Cone Penetration Testing

Seismic Measurements

Seismic measurements in geotechnical engineering built-up prevalence in the period from the mid-1960s through 2000. Advances in measurement methods and computing power have made seismic measurements even more amenable to routine practice. The method involves measurement of body waves (P-waves and S-waves) and/or surface waves which can be interpreted in the framework of soil dynamics to produce stiffness parameters over a more complete shear strain range, particularly as very low strains, which has a range of applications in deformation analyses such as settlement and ground movement assessments as well as soil liquefaction and soil profiling assessments.

The particularly type of seismic measurement we provide is referred to as downhole seismic velocity measurement which involves penetrating geophones (as part of a cone or dilatometer apparatus), stopping the push and introducing seismic shear waves at the ground surface by striking the ground at a source. The waves are then measured at the geophones.

Geophysical Testing

Seismic Measurements

Cone Penetration Testing

Seismic Measurements

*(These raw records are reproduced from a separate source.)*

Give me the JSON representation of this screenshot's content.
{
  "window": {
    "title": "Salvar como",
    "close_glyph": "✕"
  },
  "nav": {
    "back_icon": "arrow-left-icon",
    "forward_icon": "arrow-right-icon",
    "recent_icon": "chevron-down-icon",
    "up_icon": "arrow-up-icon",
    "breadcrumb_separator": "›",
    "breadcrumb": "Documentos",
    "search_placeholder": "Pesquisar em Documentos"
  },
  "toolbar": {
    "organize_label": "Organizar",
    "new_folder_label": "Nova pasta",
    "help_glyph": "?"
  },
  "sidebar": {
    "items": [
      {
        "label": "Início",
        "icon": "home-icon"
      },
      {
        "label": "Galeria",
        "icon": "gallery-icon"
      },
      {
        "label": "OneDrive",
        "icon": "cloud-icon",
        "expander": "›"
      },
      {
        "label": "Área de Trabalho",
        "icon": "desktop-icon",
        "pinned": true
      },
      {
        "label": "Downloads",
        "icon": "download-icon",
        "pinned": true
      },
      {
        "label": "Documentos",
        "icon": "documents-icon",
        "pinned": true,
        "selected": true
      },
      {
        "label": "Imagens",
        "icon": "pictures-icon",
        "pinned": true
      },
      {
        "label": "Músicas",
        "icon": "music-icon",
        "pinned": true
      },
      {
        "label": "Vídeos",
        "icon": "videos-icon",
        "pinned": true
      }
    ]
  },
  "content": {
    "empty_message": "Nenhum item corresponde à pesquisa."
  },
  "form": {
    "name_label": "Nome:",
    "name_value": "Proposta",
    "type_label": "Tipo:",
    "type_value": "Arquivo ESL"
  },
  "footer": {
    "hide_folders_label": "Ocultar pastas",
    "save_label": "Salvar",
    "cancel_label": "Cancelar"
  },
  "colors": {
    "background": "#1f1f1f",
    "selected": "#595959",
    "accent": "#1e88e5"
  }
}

Seismic measurements in geotechnical engineering built-up prevalence in the period from the mid-1960s through 2000. Advances in measurement methods and computing power have made seismic measurements even more amenable to routine practice. The method involves measurement of body waves (P-waves and S-waves) and/or surface waves which can be interpreted in the framework of soil dynamics to produce stiffness parameters over a more complete shear strain range, particularly as very low strains, which has a range of applications in deformation analyses such as settlement and ground movement assessments as well as soil liquefaction and soil profiling assessments. The particularly type of seismic measurement we provide is referred to as downhole seismic velocity measurement which involves penetrating geophones (as part of a cone or dilatometer apparatus), stopping the push and introducing seismic shear waves at the ground surface by striking the ground at a source. The waves are then measured at the geophones.

The seismic dilatometer (SDMT) is a combination of the flat dilatometer (DMT) with an add-on seismic module for measuring the shear wave velocity VS. First introduced by Hepton (1988), the SDMT was subsequently improved at Georgia Tech, Atlanta, USA (Martin & Mayne, 1997, 1998; Mayne et al., 1999). A new SDMT system has been more recently developed in Italy (Marchetti et al., 2008). The seismic module (Fig. 4.2) is a cylindrical element placed above the DMT blade, equipped with two receivers spaced at 0.50m. The shear wave source, located at ground surface, is an automatic hammer or a pendulum hammer (≈10 kg) which hits horizontally a steel rectangular plate pressed vertically against the soil (by the weight of the truck) and oriented with its long axis parallel to the axis of the receivers, so that they can offer the highest sensitivity to the generated shear wave.

When a shear wave is generated at the surface, it reaches first the upper receiver, then, after a delay, the lower receiver. The seismograms acquired by the two receivers, amplified and digitized at depth, are transmitted to a computer at the surface, which determines the delay. VS is obtained as the ratio between the difference in distance between the source and the two receivers (S2 – S1) and the delay of the arrival of the impulse from the first to the second receiver (Dt). The determination of the delay from SDMT seismograms, normally obtained using a cross-correlation algorithm rather than relying on the first arrival time or specific single points in the seismogram, is generally well conditioned. The true-interval test configuration with two receivers avoids possible inaccuracy in the determination of the “zero time” at the hammer impact, sometimes observed in the pseudo-interval one-receiver configuration. Moreover, the couple of seismograms recorded by the two receivers at a given test depth corresponds to the same hammer blow and not to different blows in sequence, which are not necessarily identical. Hence the repeatability of VS measurements is considerably improved (observed VS repeatability ≈1%, i.e. a few m/s). VS measurements are typically taken every 0.5m to 1.0m of depth (while the mechanical DMT readings are taken every 0.20m). Validations of VS measurements by SDMT by comparison with VS measured by other in situ seismic tests at various research sites are reported by Marchetti et al. (2008).

References

ASTM International. 2014. ‘Standard Test Methods for Downhole Seismic Testing’. ASTM D7400–14. West Conshohocken, PA. ASTM International, approved November 1, 2014.

Marchetti, S., Monaco, P., Totani, G. & Marchetti, D. 2008. ‘In situ tests by seismic dilatometer (SDMT)’. Proceedings. From Re-search to Practice in Geotechnical Engineering, ASCE Ge-otech. Spec. Publ. No. 180 (honoring J.H. Schmertmann): 292-311.